### Extracted records
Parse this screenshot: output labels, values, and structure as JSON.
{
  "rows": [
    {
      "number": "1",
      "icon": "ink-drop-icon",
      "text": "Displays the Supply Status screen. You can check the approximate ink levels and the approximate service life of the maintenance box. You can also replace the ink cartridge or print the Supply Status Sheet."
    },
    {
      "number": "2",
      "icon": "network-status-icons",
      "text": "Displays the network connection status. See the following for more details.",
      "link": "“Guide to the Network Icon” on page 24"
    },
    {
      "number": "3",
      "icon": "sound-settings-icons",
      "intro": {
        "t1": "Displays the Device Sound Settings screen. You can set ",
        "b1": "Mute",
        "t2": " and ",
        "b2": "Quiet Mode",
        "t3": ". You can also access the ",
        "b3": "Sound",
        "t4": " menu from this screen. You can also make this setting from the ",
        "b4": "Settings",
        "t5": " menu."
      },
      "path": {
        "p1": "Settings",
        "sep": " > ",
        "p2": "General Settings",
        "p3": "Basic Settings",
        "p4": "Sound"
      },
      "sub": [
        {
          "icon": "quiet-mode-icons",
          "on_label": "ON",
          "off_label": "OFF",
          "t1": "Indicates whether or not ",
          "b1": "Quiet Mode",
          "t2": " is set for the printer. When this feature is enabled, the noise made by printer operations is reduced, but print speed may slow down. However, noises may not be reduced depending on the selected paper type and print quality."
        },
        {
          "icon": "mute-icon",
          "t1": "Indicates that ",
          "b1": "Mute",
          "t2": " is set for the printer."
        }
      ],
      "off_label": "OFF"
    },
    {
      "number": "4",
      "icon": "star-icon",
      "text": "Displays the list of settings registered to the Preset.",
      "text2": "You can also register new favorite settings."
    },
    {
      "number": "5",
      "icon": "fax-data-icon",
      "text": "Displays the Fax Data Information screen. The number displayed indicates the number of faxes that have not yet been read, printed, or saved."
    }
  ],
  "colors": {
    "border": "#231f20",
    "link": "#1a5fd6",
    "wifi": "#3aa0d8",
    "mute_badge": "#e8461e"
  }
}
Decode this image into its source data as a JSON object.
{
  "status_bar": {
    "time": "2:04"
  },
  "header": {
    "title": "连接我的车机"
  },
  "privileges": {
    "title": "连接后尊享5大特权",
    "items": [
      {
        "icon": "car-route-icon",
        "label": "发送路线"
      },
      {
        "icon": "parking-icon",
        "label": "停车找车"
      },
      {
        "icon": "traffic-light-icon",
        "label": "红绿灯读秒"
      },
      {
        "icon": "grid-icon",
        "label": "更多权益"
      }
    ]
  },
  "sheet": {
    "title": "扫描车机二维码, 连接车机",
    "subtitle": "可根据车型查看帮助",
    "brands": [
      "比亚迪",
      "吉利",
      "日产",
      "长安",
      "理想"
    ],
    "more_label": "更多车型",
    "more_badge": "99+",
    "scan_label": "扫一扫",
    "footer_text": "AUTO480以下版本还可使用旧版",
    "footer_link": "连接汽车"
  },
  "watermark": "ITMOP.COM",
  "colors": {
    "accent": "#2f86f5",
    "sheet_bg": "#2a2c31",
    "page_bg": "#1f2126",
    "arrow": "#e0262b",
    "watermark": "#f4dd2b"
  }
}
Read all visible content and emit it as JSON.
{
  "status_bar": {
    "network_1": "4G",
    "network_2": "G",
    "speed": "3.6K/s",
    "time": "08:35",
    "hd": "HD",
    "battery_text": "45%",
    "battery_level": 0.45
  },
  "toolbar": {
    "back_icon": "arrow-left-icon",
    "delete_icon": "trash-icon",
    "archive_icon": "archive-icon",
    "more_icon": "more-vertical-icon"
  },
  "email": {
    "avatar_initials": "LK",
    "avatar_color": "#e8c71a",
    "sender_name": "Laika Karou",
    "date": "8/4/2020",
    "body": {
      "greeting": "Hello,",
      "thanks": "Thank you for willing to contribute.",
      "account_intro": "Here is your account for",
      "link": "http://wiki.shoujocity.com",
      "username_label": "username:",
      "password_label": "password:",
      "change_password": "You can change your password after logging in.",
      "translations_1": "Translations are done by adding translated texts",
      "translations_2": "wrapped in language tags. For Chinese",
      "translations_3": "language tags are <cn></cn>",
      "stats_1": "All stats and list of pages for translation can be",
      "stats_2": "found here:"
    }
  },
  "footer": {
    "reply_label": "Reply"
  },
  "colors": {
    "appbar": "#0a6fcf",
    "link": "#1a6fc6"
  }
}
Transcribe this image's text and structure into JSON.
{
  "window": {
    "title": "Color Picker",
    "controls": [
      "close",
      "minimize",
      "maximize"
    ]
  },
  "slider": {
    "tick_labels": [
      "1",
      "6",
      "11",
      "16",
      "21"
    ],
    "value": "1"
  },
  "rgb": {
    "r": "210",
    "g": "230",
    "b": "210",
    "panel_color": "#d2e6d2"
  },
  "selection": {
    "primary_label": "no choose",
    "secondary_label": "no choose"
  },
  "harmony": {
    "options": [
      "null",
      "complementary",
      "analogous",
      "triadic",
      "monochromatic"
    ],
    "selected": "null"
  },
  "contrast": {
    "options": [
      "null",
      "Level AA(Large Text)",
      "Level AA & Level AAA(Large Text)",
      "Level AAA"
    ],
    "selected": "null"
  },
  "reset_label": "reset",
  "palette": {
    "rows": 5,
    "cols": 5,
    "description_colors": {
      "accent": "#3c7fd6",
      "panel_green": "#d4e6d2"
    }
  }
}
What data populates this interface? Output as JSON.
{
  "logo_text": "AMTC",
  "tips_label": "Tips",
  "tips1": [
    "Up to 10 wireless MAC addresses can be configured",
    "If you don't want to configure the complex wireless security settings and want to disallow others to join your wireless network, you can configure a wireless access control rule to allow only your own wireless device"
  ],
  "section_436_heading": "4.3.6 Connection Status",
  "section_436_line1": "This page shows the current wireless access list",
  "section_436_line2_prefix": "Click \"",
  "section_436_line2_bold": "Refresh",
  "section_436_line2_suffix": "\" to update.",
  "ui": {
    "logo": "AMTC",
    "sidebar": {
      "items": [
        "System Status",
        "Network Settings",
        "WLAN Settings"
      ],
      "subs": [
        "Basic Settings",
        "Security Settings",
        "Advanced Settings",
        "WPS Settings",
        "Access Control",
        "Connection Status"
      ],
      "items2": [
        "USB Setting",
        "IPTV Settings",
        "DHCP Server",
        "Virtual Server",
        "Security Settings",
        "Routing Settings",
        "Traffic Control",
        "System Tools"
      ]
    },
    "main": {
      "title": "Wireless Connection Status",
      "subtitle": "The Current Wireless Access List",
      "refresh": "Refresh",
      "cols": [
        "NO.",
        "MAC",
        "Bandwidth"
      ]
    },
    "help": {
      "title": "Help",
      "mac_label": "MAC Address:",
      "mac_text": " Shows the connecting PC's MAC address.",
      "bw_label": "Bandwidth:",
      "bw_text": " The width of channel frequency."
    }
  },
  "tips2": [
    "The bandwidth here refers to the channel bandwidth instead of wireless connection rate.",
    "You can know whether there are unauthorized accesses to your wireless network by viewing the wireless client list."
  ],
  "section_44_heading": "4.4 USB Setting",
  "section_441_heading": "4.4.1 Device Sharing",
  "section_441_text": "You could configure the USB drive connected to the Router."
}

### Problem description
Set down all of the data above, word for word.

### Expected output
Parse this screenshot: output labels, values, and structure as JSON.
{
  "rows": [
    {
      "number": "1",
      "icon": "ink-drop-icon",
      "text": "Displays the Supply Status screen. You can check the approximate ink levels and the approximate service life of the maintenance box. You can also replace the ink cartridge or print the Supply Status Sheet."
    },
    {
      "number": "2",
      "icon": "network-status-icons",
      "text": "Displays the network connection status. See the following for more details.",
      "link": "“Guide to the Network Icon” on page 24"
    },
    {
      "number": "3",
      "icon": "sound-settings-icons",
      "intro": {
        "t1": "Displays the Device Sound Settings screen. You can set ",
        "b1": "Mute",
        "t2": " and ",
        "b2": "Quiet Mode",
        "t3": ". You can also access the ",
        "b3": "Sound",
        "t4": " menu from this screen. You can also make this setting from the ",
        "b4": "Settings",
        "t5": " menu."
      },
      "path": {
        "p1": "Settings",
        "sep": " > ",
        "p2": "General Settings",
        "p3": "Basic Settings",
        "p4": "Sound"
      },
      "sub": [
        {
          "icon": "quiet-mode-icons",
          "on_label": "ON",
          "off_label": "OFF",
          "t1": "Indicates whether or not ",
          "b1": "Quiet Mode",
          "t2": " is set for the printer. When this feature is enabled, the noise made by printer operations is reduced, but print speed may slow down. However, noises may not be reduced depending on the selected paper type and print quality."
        },
        {
          "icon": "mute-icon",
          "t1": "Indicates that ",
          "b1": "Mute",
          "t2": " is set for the printer."
        }
      ],
      "off_label": "OFF"
    },
    {
      "number": "4",
      "icon": "star-icon",
      "text": "Displays the list of settings registered to the Preset.",
      "text2": "You can also register new favorite settings."
    },
    {
      "number": "5",
      "icon": "fax-data-icon",
      "text": "Displays the Fax Data Information screen. The number displayed indicates the number of faxes that have not yet been read, printed, or saved."
    }
  ],
  "colors": {
    "border": "#231f20",
    "link": "#1a5fd6",
    "wifi": "#3aa0d8",
    "mute_badge": "#e8461e"
  }
}
Decode this image into its source data as a JSON object.
{
  "status_bar": {
    "time": "2:04"
  },
  "header": {
    "title": "连接我的车机"
  },
  "privileges": {
    "title": "连接后尊享5大特权",
    "items": [
      {
        "icon": "car-route-icon",
        "label": "发送路线"
      },
      {
        "icon": "parking-icon",
        "label": "停车找车"
      },
      {
        "icon": "traffic-light-icon",
        "label": "红绿灯读秒"
      },
      {
        "icon": "grid-icon",
        "label": "更多权益"
      }
    ]
  },
  "sheet": {
    "title": "扫描车机二维码, 连接车机",
    "subtitle": "可根据车型查看帮助",
    "brands": [
      "比亚迪",
      "吉利",
      "日产",
      "长安",
      "理想"
    ],
    "more_label": "更多车型",
    "more_badge": "99+",
    "scan_label": "扫一扫",
    "footer_text": "AUTO480以下版本还可使用旧版",
    "footer_link": "连接汽车"
  },
  "watermark": "ITMOP.COM",
  "colors": {
    "accent": "#2f86f5",
    "sheet_bg": "#2a2c31",
    "page_bg": "#1f2126",
    "arrow": "#e0262b",
    "watermark": "#f4dd2b"
  }
}
Read all visible content and emit it as JSON.
{
  "status_bar": {
    "network_1": "4G",
    "network_2": "G",
    "speed": "3.6K/s",
    "time": "08:35",
    "hd": "HD",
    "battery_text": "45%",
    "battery_level": 0.45
  },
  "toolbar": {
    "back_icon": "arrow-left-icon",
    "delete_icon": "trash-icon",
    "archive_icon": "archive-icon",
    "more_icon": "more-vertical-icon"
  },
  "email": {
    "avatar_initials": "LK",
    "avatar_color": "#e8c71a",
    "sender_name": "Laika Karou",
    "date": "8/4/2020",
    "body": {
      "greeting": "Hello,",
      "thanks": "Thank you for willing to contribute.",
      "account_intro": "Here is your account for",
      "link": "http://wiki.shoujocity.com",
      "username_label": "username:",
      "password_label": "password:",
      "change_password": "You can change your password after logging in.",
      "translations_1": "Translations are done by adding translated texts",
      "translations_2": "wrapped in language tags. For Chinese",
      "translations_3": "language tags are <cn></cn>",
      "stats_1": "All stats and list of pages for translation can be",
      "stats_2": "found here:"
    }
  },
  "footer": {
    "reply_label": "Reply"
  },
  "colors": {
    "appbar": "#0a6fcf",
    "link": "#1a6fc6"
  }
}
Transcribe this image's text and structure into JSON.
{
  "window": {
    "title": "Color Picker",
    "controls": [
      "close",
      "minimize",
      "maximize"
    ]
  },
  "slider": {
    "tick_labels": [
      "1",
      "6",
      "11",
      "16",
      "21"
    ],
    "value": "1"
  },
  "rgb": {
    "r": "210",
    "g": "230",
    "b": "210",
    "panel_color": "#d2e6d2"
  },
  "selection": {
    "primary_label": "no choose",
    "secondary_label": "no choose"
  },
  "harmony": {
    "options": [
      "null",
      "complementary",
      "analogous",
      "triadic",
      "monochromatic"
    ],
    "selected": "null"
  },
  "contrast": {
    "options": [
      "null",
      "Level AA(Large Text)",
      "Level AA & Level AAA(Large Text)",
      "Level AAA"
    ],
    "selected": "null"
  },
  "reset_label": "reset",
  "palette": {
    "rows": 5,
    "cols": 5,
    "description_colors": {
      "accent": "#3c7fd6",
      "panel_green": "#d4e6d2"
    }
  }
}
What data populates this interface? Output as JSON.
{
  "logo_text": "AMTC",
  "tips_label": "Tips",
  "tips1": [
    "Up to 10 wireless MAC addresses can be configured",
    "If you don't want to configure the complex wireless security settings and want to disallow others to join your wireless network, you can configure a wireless access control rule to allow only your own wireless device"
  ],
  "section_436_heading": "4.3.6 Connection Status",
  "section_436_line1": "This page shows the current wireless access list",
  "section_436_line2_prefix": "Click \"",
  "section_436_line2_bold": "Refresh",
  "section_436_line2_suffix": "\" to update.",
  "ui": {
    "logo": "AMTC",
    "sidebar": {
      "items": [
        "System Status",
        "Network Settings",
        "WLAN Settings"
      ],
      "subs": [
        "Basic Settings",
        "Security Settings",
        "Advanced Settings",
        "WPS Settings",
        "Access Control",
        "Connection Status"
      ],
      "items2": [
        "USB Setting",
        "IPTV Settings",
        "DHCP Server",
        "Virtual Server",
        "Security Settings",
        "Routing Settings",
        "Traffic Control",
        "System Tools"
      ]
    },
    "main": {
      "title": "Wireless Connection Status",
      "subtitle": "The Current Wireless Access List",
      "refresh": "Refresh",
      "cols": [
        "NO.",
        "MAC",
        "Bandwidth"
      ]
    },
    "help": {
      "title": "Help",
      "mac_label": "MAC Address:",
      "mac_text": " Shows the connecting PC's MAC address.",
      "bw_label": "Bandwidth:",
      "bw_text": " The width of channel frequency."
    }
  },
  "tips2": [
    "The bandwidth here refers to the channel bandwidth instead of wireless connection rate.",
    "You can know whether there are unauthorized accesses to your wireless network by viewing the wireless client list."
  ],
  "section_44_heading": "4.4 USB Setting",
  "section_441_heading": "4.4.1 Device Sharing",
  "section_441_text": "You could configure the USB drive connected to the Router."
}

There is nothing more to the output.